- Judge(s)/Court Below: Circuit Judge Rakoff for the Court; Circuit Judges Noonan and Clifton
- Full Text Opinion

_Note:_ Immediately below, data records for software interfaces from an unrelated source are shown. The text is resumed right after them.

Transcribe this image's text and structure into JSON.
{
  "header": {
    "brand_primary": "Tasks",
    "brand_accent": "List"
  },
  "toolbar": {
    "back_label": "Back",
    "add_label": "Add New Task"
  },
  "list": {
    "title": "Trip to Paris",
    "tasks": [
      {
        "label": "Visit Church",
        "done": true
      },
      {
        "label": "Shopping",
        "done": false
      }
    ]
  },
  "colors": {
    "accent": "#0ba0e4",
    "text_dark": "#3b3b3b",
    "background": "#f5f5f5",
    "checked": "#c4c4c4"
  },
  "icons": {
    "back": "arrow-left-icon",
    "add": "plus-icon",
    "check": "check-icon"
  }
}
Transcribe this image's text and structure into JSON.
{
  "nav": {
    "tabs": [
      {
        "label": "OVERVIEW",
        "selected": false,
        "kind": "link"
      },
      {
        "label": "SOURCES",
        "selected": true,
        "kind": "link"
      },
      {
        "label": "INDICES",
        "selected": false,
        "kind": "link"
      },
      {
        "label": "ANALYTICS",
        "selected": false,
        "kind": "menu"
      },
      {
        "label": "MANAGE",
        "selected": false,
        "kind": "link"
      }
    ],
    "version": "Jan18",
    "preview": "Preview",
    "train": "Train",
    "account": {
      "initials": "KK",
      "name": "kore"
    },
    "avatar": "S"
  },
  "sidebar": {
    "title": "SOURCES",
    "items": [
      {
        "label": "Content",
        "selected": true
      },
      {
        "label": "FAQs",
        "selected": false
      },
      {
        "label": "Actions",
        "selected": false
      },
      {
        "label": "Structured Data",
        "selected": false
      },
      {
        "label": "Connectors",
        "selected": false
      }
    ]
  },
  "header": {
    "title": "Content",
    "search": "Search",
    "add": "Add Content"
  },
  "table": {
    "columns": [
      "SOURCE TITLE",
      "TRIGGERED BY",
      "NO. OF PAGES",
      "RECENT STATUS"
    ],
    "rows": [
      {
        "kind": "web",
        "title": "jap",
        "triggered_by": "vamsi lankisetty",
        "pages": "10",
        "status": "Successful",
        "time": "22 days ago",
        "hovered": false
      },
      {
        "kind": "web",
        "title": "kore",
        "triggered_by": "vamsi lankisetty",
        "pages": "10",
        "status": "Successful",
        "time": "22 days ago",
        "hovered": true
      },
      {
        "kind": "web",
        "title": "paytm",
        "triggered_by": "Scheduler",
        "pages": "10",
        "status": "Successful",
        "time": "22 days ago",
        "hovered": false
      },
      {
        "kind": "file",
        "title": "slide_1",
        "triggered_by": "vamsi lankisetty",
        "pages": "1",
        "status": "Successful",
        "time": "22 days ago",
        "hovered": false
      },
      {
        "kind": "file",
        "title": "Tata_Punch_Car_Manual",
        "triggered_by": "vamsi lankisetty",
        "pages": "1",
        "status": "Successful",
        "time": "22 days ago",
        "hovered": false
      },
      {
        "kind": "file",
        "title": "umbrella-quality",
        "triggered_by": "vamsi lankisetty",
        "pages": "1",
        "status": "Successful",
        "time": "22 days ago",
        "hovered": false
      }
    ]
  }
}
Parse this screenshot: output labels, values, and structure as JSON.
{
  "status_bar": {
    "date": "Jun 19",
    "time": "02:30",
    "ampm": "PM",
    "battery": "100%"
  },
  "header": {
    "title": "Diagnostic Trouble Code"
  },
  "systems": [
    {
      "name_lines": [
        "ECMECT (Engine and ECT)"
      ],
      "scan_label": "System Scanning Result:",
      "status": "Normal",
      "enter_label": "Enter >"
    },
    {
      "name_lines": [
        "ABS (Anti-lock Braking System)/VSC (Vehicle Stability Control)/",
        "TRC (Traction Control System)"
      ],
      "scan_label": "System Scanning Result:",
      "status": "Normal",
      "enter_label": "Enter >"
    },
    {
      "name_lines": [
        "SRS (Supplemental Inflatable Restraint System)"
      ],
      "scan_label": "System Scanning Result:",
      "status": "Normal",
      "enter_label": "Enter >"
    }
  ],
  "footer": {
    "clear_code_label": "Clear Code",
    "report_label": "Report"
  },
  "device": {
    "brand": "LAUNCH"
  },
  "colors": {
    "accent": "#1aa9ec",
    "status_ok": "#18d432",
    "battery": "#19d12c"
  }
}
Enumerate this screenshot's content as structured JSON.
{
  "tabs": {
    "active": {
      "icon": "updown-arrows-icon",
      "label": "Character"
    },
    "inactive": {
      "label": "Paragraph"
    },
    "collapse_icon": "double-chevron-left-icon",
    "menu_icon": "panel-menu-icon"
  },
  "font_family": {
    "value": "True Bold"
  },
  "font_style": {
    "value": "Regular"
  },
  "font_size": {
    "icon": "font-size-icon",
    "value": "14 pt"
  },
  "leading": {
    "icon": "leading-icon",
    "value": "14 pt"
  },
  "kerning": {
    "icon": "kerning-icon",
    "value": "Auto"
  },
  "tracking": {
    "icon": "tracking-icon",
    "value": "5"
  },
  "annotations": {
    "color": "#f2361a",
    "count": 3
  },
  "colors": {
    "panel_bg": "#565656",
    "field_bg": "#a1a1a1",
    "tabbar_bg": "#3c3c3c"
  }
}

The Tucson school district implemented the Mexican American Studies (“MAS”) program in Tucson public schools to inform its students about Mexican or other Hispanic cultural heritage – sixty percent of the children enrolled in the Tucson public schools were of Mexican or other Hispanic descent. Arizona state superintendents of education sponsored and implemented legislation eliminating MAS on the grounds that the program promoted ethnocentrism and reverse racism. The district court granted the plaintiff, a student, a motion for summary judgment regarding First Amendment overbredth of the Arizona Revised Statute § 15-112, but the district court denied motions for the plaintiff’s claims that the defendants violated their equal protection and that the statute in question constituted First Amendment vagueness. On appeal, the Ninth Circuit determined whether enforcement of the statute was discriminatorily motivated. Applying prior precedent from Arlington Heights, defendants act with discriminatory purposes when (1) the action impacts one race more heavily than another; (2) the historical background of the decision; (3) the specific sequence of events leading to the challenged action; (4) the defendant’s departures from normal procedures or substantive conclusions; and (5) relevant legislative or administrative histories. When viewing these factors in a light most favorably to the plaintiffs, the panel held that the parties presented sufficient evidence to raise a genuine issue of material fact that the statute was at least partially intended to discriminate against MAS students based on the students’ race or national origin. AFFIRMED in part, REVERSED in part, and REMANDED.